Now, less than two weeks after the incident, a poll is out showing that Akin has regained his lead, now with 45 percent support to McCaskill’s 42. According to the polling firm, Wenzel Strategies:
Despite the firestorm of news in the Senate race over the past few weeks, most voters have already made up their mind in the race, the survey shows. The fact that 80% said they were firm in their choice certainly indicates that this is a race that will be decided more by ideology and turnout efforts by the campaigns and less by breaking news that flashes across the news pages and cable news channels. Overall, just 12% said they could change their minds before they vote, and 8% said they were very open to changing their minds before they cast their ballots.
But is the poll unbiased? The group was hired by Family Research Council, one of the handful “traditional values” political action groups offering its continued full-fledged support of Akin. FRC PAC Chairman Tony Perkins stated in regards to his PAC’s poll that:
This polling shows that Missouri voters are returning to the substance of this race and the clear contrast of records between Todd Akin and Claire McCaskill. Throughout his career, Todd Akin has consistently fought for legislation that honors marriage, human life, religious freedom, and national security. He also has a long record of opposing the commodification of women–in stark contrast to his opponent and liberal detractors, who promote groups like Planned Parenthood while ignoring how abortion harms them.
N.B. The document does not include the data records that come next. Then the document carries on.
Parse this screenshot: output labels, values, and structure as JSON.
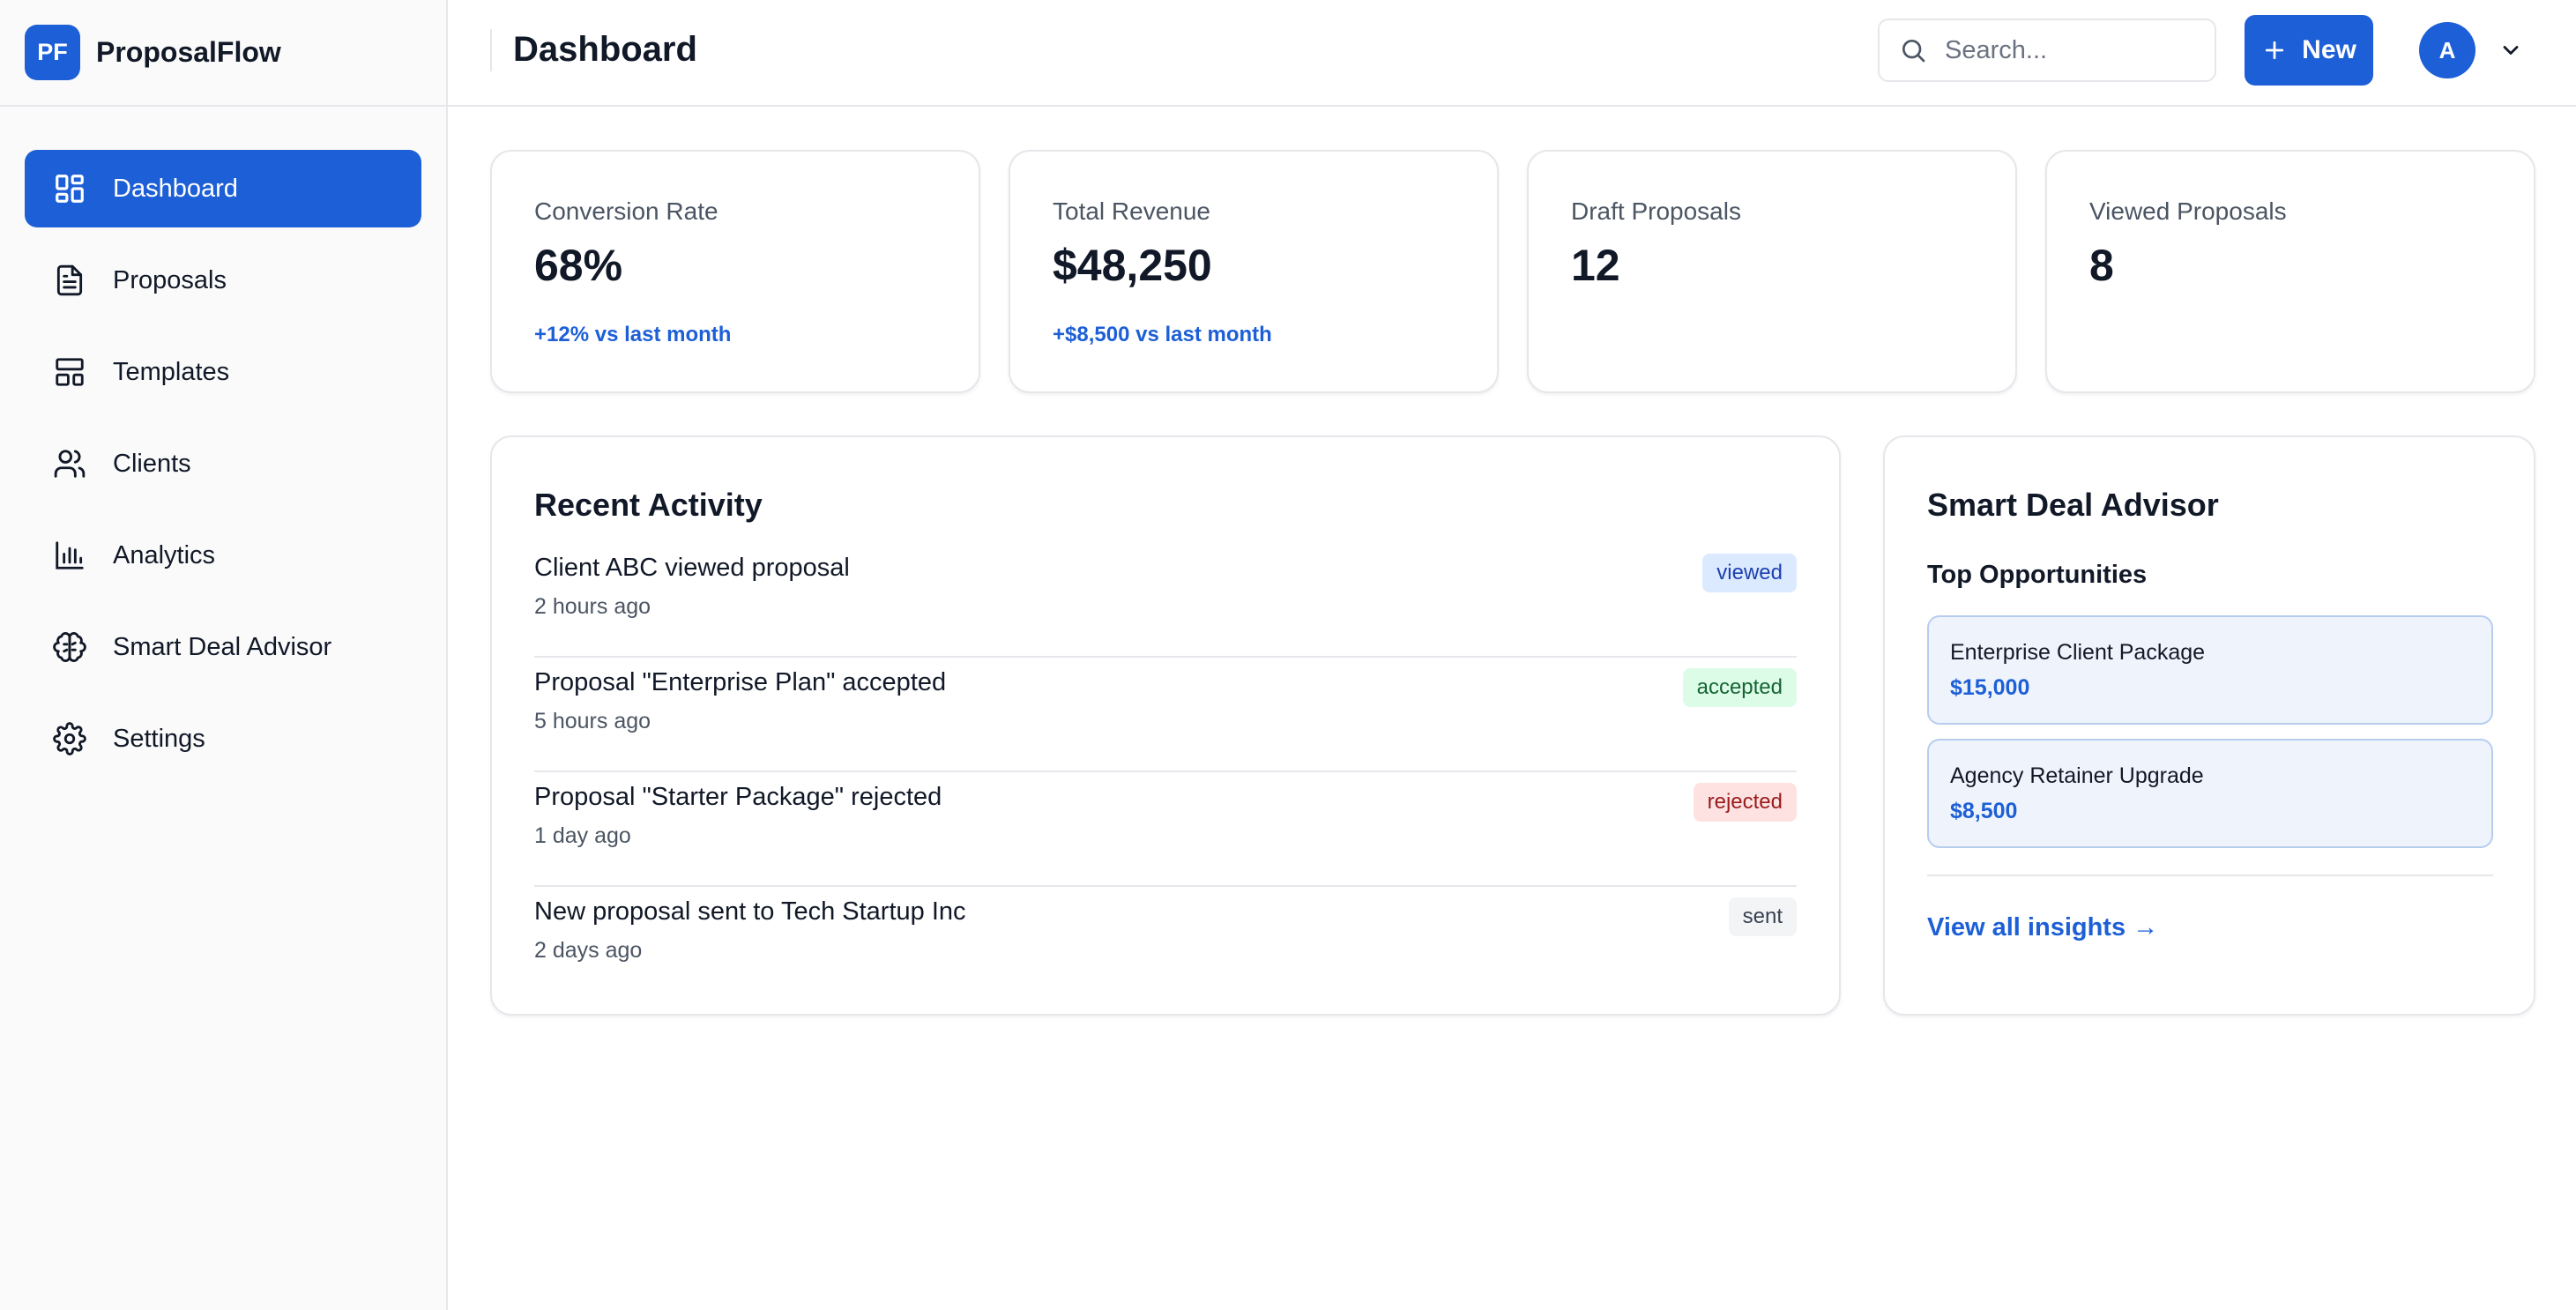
{
  "brand": {
    "logo_text": "PF",
    "name": "ProposalFlow"
  },
  "colors": {
    "accent": "#1d5fd6",
    "sidebar_bg": "#fafafa",
    "border": "#e5e7eb"
  },
  "sidebar": {
    "items": [
      {
        "label": "Dashboard",
        "icon": "dashboard-grid-icon",
        "active": true
      },
      {
        "label": "Proposals",
        "icon": "document-icon",
        "active": false
      },
      {
        "label": "Templates",
        "icon": "template-layout-icon",
        "active": false
      },
      {
        "label": "Clients",
        "icon": "users-icon",
        "active": false
      },
      {
        "label": "Analytics",
        "icon": "bar-chart-icon",
        "active": false
      },
      {
        "label": "Smart Deal Advisor",
        "icon": "brain-icon",
        "active": false
      },
      {
        "label": "Settings",
        "icon": "gear-icon",
        "active": false
      }
    ]
  },
  "header": {
    "title": "Dashboard",
    "search": {
      "placeholder": "Search...",
      "value": ""
    },
    "new_button": "New",
    "avatar_initial": "A"
  },
  "stats": [
    {
      "label": "Conversion Rate",
      "value": "68%",
      "trend": "+12% vs last month"
    },
    {
      "label": "Total Revenue",
      "value": "$48,250",
      "trend": "+$8,500 vs last month"
    },
    {
      "label": "Draft Proposals",
      "value": "12",
      "trend": ""
    },
    {
      "label": "Viewed Proposals",
      "value": "8",
      "trend": ""
    }
  ],
  "activity": {
    "title": "Recent Activity",
    "items": [
      {
        "text": "Client ABC viewed proposal",
        "time": "2 hours ago",
        "status": "viewed"
      },
      {
        "text": "Proposal \"Enterprise Plan\" accepted",
        "time": "5 hours ago",
        "status": "accepted"
      },
      {
        "text": "Proposal \"Starter Package\" rejected",
        "time": "1 day ago",
        "status": "rejected"
      },
      {
        "text": "New proposal sent to Tech Startup Inc",
        "time": "2 days ago",
        "status": "sent"
      }
    ]
  },
  "advisor": {
    "title": "Smart Deal Advisor",
    "subtitle": "Top Opportunities",
    "opportunities": [
      {
        "name": "Enterprise Client Package",
        "value": "$15,000"
      },
      {
        "name": "Agency Retainer Upgrade",
        "value": "$8,500"
      }
    ],
    "view_all": "View all insights →"
  }
}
The poll may be a true representation of the voters in Missouri. Or it may be a biased result meant to encourage the GOP to return resources to Akin and not abandon the Missouri race, especially in the wake of the National Republican Senatorial Committee announcing it would pull its funding from Missouri to use in North Dakota instead. In either case, it is a sign that the race is no where near settled in Missouri.